"In the sense that they're running specific candidates and amply funding them, yes," said Stebbins. "They will likely be successful in electing their national committeeman tomorrow at the special state central committee meeting. There, however, in the straw poll for gubernatorial and US Senate candidates, I don't think the monied, establishment candidates (Scott Honour, Mike McFadden*) will do well. The strictly liberty faction never had a majority in the MN GOP; we were a motivated and organized minority. Combined with allies, we can be a majority, so how the next couple of years play out is an unwritten story."

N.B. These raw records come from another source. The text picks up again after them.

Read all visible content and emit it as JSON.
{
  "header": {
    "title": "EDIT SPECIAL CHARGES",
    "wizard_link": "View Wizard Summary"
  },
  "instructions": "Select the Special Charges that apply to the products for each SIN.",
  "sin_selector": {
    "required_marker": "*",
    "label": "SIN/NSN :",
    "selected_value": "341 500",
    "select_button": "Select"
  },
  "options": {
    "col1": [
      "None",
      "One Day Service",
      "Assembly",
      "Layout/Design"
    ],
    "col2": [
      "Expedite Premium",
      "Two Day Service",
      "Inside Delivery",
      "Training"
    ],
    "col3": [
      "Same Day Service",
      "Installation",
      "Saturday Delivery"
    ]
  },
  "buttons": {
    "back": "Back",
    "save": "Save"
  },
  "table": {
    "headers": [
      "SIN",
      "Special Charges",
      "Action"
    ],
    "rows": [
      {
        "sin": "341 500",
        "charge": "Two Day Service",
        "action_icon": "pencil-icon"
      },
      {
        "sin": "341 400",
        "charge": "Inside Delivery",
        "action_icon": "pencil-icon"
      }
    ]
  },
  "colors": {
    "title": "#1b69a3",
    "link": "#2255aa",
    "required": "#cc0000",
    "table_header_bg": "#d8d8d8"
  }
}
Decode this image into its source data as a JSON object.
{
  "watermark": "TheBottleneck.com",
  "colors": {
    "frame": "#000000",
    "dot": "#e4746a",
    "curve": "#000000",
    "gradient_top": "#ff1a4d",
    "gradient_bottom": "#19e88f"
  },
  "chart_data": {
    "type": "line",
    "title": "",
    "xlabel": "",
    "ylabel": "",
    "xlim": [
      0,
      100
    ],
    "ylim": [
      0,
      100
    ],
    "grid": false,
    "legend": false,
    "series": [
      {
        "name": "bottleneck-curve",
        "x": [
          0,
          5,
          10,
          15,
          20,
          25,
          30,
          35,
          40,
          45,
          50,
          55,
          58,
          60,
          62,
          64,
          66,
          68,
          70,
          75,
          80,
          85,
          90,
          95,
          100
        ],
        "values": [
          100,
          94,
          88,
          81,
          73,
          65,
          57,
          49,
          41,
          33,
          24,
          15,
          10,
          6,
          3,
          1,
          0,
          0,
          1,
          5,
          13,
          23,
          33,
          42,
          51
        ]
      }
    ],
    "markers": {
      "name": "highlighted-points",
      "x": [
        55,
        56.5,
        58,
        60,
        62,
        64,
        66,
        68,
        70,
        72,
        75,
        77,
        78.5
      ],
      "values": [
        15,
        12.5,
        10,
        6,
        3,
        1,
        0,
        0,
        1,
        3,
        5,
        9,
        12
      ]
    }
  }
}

*Stebbins originally referred to this candidate as "Bob" McFadden. The error was pointed out by half a dozen Minnesota readers who, honestly, need to find better ways to spend their Fridays. I make my email very easy to find here and on Twitter, for tips and (too often) for people to flag me about something I missed. Tweeting at someone to deride how he got a fact wrong without actually specifying what the fact was is just an ego exercise.

David Weigel is a reporter for Bloomberg Politics